clock menu more-arrow no yes

Filed under:

Spleen Scout Report (Eyeball Will Rejoin Us "At A Later Date")

New, comments
I wass sdrinking quite a bbit by the ssseventhinning yesterday.
I wass sdrinking quite a bbit by the ssseventhinning yesterday.
Kevin Jairaj-USA TODAY Sports

So my acupuncturist explains to me that the pain in my elbow is the result of dampness and heat in my spleen and that's why she needs to put a needle on my right earlobe. I pay her $85.00 and as I walk out I notice that her diploma is from an online branch of the Bryman School and that her certificate looks suspiciously like it could fit in the bottom of a Cracker Jacks box. Then again, while my elbow isn't feeling any better today my spleen feels terrific.

The headline is also a send-up to the man we currently miss more than Doolittle, or Crisp, or Zobrist, and that is Ken Korach, whose recovery from knee issues is clearly going slower than hoped. Vince Cotroneo is doing a great job, as are his merry band of back-up vocalists, but it's just not the same without you, Ken. Continued best wishes from all of us at the Knee Company (Knee Co.).

And that's the way our article begins.

Josh Reddick

OK, spleen out, eyeball in. Josh Reddick isn't just off to a superlative start; his at bats truly are different from the ones we have watched for parts of two seasons -- and frankly even in 2012, when everything rolled right for Reddick but his approach was pretty flawed.

This version of Reddick is less anxious at the plate, more relaxed and focused on hitting the right pitch rather than on how to hit it. This is causing Reddick to let the ball travel farther, to walk more while striking out less, to hit to all fields with much more authority than he ever has before, and to have good at bats in high leverage situations rather than falling apart more as the intensity heightens.

Reddick's improvement is, as far as I can see, quite real and it is also an ideal template for Brett Lawrie to observe because Lawrie is currently where Reddick was a couple years ago. Lawrie currently goes up looking to swing whereas right now Reddick goes up looking for good pitches to hit. Big difference, as well as a reminder that medium aged dogs can learn new tricks.
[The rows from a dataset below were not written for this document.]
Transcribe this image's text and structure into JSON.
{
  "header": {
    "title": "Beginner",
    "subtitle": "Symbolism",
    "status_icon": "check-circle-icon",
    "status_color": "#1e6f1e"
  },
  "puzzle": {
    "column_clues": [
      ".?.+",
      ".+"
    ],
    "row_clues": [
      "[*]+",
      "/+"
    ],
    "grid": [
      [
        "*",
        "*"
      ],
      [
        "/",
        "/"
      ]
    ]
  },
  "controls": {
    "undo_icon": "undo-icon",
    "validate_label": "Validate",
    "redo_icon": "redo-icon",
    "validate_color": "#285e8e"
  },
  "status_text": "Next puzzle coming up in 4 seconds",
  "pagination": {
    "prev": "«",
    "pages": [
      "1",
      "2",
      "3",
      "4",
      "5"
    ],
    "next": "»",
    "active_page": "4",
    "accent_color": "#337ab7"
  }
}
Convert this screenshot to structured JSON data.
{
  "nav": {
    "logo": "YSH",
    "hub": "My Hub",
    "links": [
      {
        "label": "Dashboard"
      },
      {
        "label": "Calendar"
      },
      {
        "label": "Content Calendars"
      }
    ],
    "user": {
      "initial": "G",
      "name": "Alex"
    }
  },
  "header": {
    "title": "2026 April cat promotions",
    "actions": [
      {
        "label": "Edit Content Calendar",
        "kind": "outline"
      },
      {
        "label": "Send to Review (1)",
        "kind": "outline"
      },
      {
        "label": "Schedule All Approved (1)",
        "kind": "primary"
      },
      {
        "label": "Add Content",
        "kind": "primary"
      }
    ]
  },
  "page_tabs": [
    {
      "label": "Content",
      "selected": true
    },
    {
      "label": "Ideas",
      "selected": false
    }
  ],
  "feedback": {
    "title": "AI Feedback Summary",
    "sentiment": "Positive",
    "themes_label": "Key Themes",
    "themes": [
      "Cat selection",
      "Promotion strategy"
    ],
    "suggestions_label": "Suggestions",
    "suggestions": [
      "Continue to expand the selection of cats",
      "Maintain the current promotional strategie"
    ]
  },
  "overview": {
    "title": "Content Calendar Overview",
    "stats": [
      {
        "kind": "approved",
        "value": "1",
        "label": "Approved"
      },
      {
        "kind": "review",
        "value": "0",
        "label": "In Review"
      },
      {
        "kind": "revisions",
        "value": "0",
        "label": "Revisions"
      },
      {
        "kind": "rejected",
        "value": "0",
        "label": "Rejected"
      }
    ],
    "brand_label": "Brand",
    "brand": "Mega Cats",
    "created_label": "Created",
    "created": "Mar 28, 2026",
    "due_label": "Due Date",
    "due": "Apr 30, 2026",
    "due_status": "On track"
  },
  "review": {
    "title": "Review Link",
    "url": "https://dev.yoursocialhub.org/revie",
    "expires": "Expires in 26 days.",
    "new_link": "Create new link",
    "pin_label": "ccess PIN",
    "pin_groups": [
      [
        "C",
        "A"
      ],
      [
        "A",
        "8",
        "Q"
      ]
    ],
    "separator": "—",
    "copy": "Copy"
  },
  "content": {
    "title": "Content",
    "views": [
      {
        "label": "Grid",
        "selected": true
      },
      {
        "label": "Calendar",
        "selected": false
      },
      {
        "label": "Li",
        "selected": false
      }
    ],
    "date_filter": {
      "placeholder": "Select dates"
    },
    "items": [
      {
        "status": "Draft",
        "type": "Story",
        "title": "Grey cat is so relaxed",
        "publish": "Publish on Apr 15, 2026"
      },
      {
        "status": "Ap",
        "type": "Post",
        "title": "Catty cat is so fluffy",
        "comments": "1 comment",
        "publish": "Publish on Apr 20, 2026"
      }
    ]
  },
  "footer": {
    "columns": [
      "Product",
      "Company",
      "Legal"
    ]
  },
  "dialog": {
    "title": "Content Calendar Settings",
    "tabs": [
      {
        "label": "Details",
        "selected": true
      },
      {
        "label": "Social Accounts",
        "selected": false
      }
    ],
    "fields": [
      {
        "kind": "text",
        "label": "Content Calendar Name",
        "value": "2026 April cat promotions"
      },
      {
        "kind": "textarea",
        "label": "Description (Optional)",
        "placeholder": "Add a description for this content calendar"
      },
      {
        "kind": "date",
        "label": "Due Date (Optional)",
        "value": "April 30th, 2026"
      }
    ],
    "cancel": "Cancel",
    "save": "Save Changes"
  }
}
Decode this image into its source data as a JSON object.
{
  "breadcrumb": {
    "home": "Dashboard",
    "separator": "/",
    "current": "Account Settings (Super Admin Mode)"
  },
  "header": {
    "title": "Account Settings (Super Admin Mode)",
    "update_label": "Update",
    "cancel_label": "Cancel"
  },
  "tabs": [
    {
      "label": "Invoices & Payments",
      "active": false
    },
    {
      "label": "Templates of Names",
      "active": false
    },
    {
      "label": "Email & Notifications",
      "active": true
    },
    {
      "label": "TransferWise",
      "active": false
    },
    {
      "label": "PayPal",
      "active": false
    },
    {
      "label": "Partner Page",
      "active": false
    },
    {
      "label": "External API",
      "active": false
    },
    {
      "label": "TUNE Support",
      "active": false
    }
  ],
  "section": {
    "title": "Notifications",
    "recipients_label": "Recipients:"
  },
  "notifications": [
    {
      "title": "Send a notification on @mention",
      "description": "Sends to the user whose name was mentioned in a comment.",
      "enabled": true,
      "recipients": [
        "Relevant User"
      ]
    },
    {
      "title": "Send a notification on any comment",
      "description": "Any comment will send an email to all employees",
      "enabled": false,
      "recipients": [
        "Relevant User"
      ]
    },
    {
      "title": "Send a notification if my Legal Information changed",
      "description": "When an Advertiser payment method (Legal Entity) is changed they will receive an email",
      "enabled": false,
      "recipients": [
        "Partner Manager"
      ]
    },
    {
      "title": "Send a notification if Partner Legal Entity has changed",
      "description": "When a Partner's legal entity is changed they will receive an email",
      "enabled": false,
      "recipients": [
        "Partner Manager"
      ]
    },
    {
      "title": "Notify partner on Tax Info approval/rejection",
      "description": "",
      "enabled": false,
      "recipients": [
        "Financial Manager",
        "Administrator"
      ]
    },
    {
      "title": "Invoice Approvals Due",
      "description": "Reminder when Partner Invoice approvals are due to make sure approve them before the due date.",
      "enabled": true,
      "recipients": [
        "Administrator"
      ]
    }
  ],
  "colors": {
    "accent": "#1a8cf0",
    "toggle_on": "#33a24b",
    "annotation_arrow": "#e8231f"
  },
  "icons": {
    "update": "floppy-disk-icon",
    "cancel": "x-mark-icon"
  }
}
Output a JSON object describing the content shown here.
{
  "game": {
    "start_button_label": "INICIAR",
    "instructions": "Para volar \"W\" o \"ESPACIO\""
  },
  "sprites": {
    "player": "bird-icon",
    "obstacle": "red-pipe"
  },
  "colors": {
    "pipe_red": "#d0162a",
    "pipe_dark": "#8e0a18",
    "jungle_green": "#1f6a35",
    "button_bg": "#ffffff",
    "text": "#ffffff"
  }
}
Here's hoping that Reddick continues his new mindset and approach and that Lawrie gets there soon as well because both are quite talented and capable of far more than their career slash lines might suggest.

Blackley Outduels Darvish!

Do you remember the game that started the 2012 A's on the road from obscurity to magic? Oakland was about to get swept in Arlington in a 4-game series, having lost the first 3 and sending junkyard pickup Travis Blackley up against the imposing Texas ace, Yu Darvish. Darvish even pitched a great game, perhaps the last gem he would ever throw against the A's, but out of nowhere Blackley stepped up to out duel Darvish 1-0.

The A's really never looked back, Josh Hamilton never looked the ball into his glove, and somehow Oakland surged all the way past the .500 mark, past each AL West rival, and into the post-season. Perhaps an improbable win at Arlington can propel the A's out of misery and into better company.

On May 2nd, 2015, we know this: Either the Houston Astros are going to win the AL West, or the A's are really only 1.5 games behind in the standings.

Free Pat Venditte

He may never be a great high leverage option and the switch pitching is a great story, but not why I wish the A's would call up Pat Venditte for a look. He is, if nothing else, versatile, and he has gotten minor league hitters out pretty consistently throughout his career. The A's bullpen is clearly struggling and once again, Venditte is not.

At AAA so far this season, Venditte has an 0.64 ERA in 14 IP, 7 hits allowed, 6 BBs, 12 Ks. The walks are a little high but given how little the A's can count on Ryan Cook or Eric O'Flaherty it seems like there would be ample places to slot Venditte in to face a LH batter or to work an inning that might otherwise go to Cook.

Personally, I would much rather have Venditte available in the bullpen than Cook, who has options, and I am not convinced that O'Flaherty's issues, which include soreness in his left shoulder and control that has left him, can be fixed quickly. I'm not sure what's up with Abad and his decreased velocity, but a DL trip for him would also open up a spot for Venditte.

One way or another, Venditte is very, very likely one of the A's 7 best relief options right now. If the A's had a solid or deep bullpen, it would not make sense to "see what Venditte can do at the big league level" because you want to be risk averse when you have little reason to take risks. But given the current situation it's hard for me to see much downside to seeing if there's upside. At the very least, you're likely to catch a little lightning in a bottle the first time around the league as Venditte faces batters who are not at all familiar with him.

Like Chad Bradford before him, Venditte does not throw hard nor does he profile as a likely success story. And like Bradford, all he does is get hitters out. Give him a whirl and take advantage of his versatility, if the alternative is Cook. And it is.

Drew Pomeranz vs. Nick Martinez tonight at 5:05pm and one of them has a major league best 0.35 ERA. It's not Pomeranz, but it's May now so good things are apparently allowed to happen to the Oakland A's!